The records should be copied out again with no alteration.

*** Opening Study material ***

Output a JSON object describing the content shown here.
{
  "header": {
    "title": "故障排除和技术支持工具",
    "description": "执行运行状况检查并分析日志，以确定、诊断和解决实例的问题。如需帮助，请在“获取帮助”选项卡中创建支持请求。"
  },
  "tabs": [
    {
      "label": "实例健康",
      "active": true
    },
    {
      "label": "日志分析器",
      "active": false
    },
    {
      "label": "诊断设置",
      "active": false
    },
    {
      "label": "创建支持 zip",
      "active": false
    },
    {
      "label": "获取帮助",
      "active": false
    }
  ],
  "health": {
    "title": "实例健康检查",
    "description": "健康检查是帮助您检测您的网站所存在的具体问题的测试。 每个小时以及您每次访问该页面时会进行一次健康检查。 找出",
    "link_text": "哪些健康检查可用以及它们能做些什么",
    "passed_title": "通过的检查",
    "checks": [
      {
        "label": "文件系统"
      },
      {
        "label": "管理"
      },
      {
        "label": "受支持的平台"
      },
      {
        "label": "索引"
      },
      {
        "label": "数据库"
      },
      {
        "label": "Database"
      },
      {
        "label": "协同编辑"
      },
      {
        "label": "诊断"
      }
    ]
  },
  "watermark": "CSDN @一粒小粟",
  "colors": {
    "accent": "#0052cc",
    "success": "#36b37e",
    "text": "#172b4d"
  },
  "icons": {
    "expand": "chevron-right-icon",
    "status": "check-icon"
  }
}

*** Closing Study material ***

**Task solution:**
Output a JSON object describing the content shown here.
{
  "header": {
    "title": "故障排除和技术支持工具",
    "description": "执行运行状况检查并分析日志，以确定、诊断和解决实例的问题。如需帮助，请在“获取帮助”选项卡中创建支持请求。"
  },
  "tabs": [
    {
      "label": "实例健康",
      "active": true
    },
    {
      "label": "日志分析器",
      "active": false
    },
    {
      "label": "诊断设置",
      "active": false
    },
    {
      "label": "创建支持 zip",
      "active": false
    },
    {
      "label": "获取帮助",
      "active": false
    }
  ],
  "health": {
    "title": "实例健康检查",
    "description": "健康检查是帮助您检测您的网站所存在的具体问题的测试。 每个小时以及您每次访问该页面时会进行一次健康检查。 找出",
    "link_text": "哪些健康检查可用以及它们能做些什么",
    "passed_title": "通过的检查",
    "checks": [
      {
        "label": "文件系统"
      },
      {
        "label": "管理"
      },
      {
        "label": "受支持的平台"
      },
      {
        "label": "索引"
      },
      {
        "label": "数据库"
      },
      {
        "label": "Database"
      },
      {
        "label": "协同编辑"
      },
      {
        "label": "诊断"
      }
    ]
  },
  "watermark": "CSDN @一粒小粟",
  "colors": {
    "accent": "#0052cc",
    "success": "#36b37e",
    "text": "#172b4d"
  },
  "icons": {
    "expand": "chevron-right-icon",
    "status": "check-icon"
  }
}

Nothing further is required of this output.